I’ve got a bunch of theories as to what causes the grinds to make their way into my coffee, but they’re all just kind of half-thoughts, nothing conclusive. At first I had the idea that I wasn’t grinding my coffee fine enough, that after the water gets sucked up through the base of the machine, it then sprays over the basket of grinds, and since it’s all so granular and loose, it causes everything to spill out of the filter, into the pot.

So I started grinding my coffee very finely, holding down the top of the grinder until upon examination of the results, you’d never be able to tell that this dust ever came from something remotely resembling a whole bean. And nothing changed. It was still pretty decent coffee, for the most part, except that every once in a while it would still be polluted with grinds.

I don’t know what to do, or what to think either. I looked toward my various restaurant jobs to see if maybe the professionals were doing something that I wasn’t in preparing and serving large quantities of coffee. A quick tour of our coffee prep station gave me a few insights. Like, espresso is ground very finely, and you need a big espresso machine that shoots highly pressured water capable of breaching the tightly packed grounds. Drip coffee was looser, so everything could kind of make its way through the maze of bigger sized coffee crumbs.

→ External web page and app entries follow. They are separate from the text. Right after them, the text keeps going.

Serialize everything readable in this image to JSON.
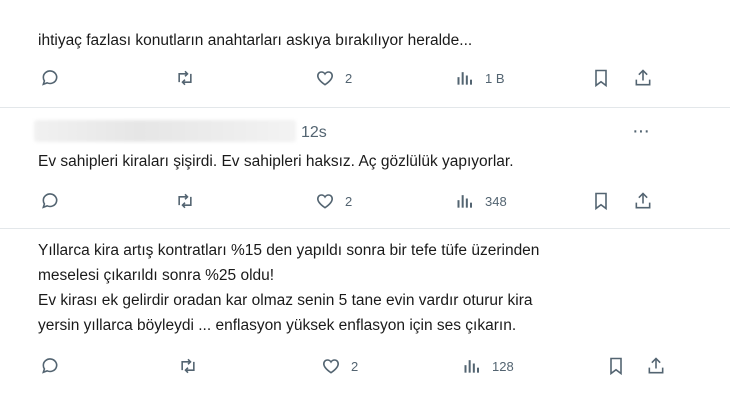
{
  "tweets": [
    {
      "lines": [
        "ihtiyaç fazlası konutların anahtarları askıya bırakılıyor heralde..."
      ],
      "actions": {
        "replies": "",
        "retweets": "",
        "likes": "2",
        "views": "1 B"
      }
    },
    {
      "time": "12s",
      "more": "···",
      "lines": [
        "Ev sahipleri kiraları şişirdi. Ev sahipleri haksız. Aç gözlülük yapıyorlar."
      ],
      "actions": {
        "replies": "",
        "retweets": "",
        "likes": "2",
        "views": "348"
      }
    },
    {
      "lines": [
        "Yıllarca kira  artış kontratları %15 den yapıldı sonra bir tefe tüfe üzerinden",
        "meselesi çıkarıldı sonra %25 oldu!",
        "Ev kirası ek gelirdir oradan kar olmaz senin 5 tane evin vardır oturur kira",
        "yersin yıllarca böyleydi ... enflasyon yüksek enflasyon için ses çıkarın."
      ],
      "actions": {
        "replies": "",
        "retweets": "",
        "likes": "2",
        "views": "128"
      }
    }
  ]
}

This didn’t help at all, because like I said, I’d already tried both methods, and neither of them prevented the inevitable dirty pot. I thought back further, to the restaurant I worked at in high school. We didn’t grind our own beans. Everything came pre-ground in these vacuum packed bags. And everything worked, for the most part. The thing about this particular machine was the glass pots. Every once in a while, you’d brew a batch and a thin layer of tan foam would accumulate at the top.

“It’s the fucking coffee grinds!” my foul-mouthed but insanely good-natured boss Marcello would scream at us from across the restaurant, “You put the fucking grinds in the wrong fucking way and now there’s grinds in the fucking coffee! Throw it away! You! What are you looking at? Do something, lazy motherfucker!”

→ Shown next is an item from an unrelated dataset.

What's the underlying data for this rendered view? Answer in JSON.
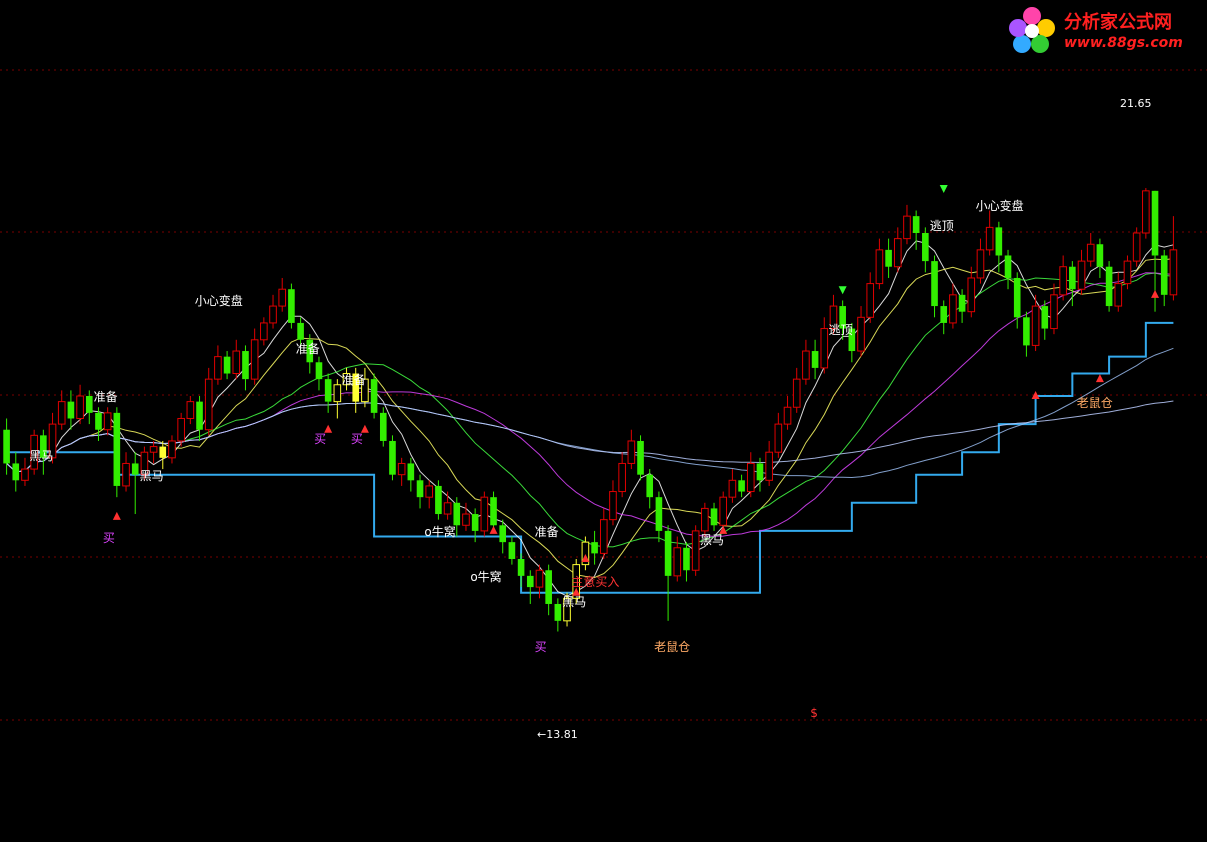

I swear, despite Marcello’s liberal use of the f-bomb, both in private and directly in front of all of his clientele, he was one of the nicest people I’ve ever worked for in my life. But even his profanity driven work ethic was unable to prevent the occasional grindy pot of coffee.

And yeah, it’s not pleasant. But what are you going to do about it? Where I work now, you can’t see if there’s a layer of foam, and aside from sticking my fingers in each cup of boiling hot coffee, there’s no way to tell if what I’m serving is untainted liquid. Every once in a while, I’ll see a hand waving in the air from the other side of the dining room. I’ll walk over and a customer will be livid, “There’s grinds in this coffee!”

And trust me, I love my coffee, so I get it. But what are you really going to do? Because there’s no guaranteed solution. When it happens to me in my house, yeah, I used to sometimes wash out the filter and run the whole pot through the machine again. Or if I didn’t feel like going through that whole ordeal, I might skim a piece of paper towel over the surface, try to catch as much particulate without absorbing my entire cup.

But even that is so much more of a hassle than I want to endure. Now I’ll just suck up as much of the grinds as I can into the first sip, and swallow them as fast as I can, before I have to feel them on my tongue, or stuck in between my teeth. Because whatever, sometimes you get grinds in your coffee. Am I going to get pissed off about it? Or expend a bunch of unnecessary energy trying to fix a really minor inconvenience? No, it’s not a big deal. It’s a cup of coffee. Hopefully tomorrow it’ll turn out a little better.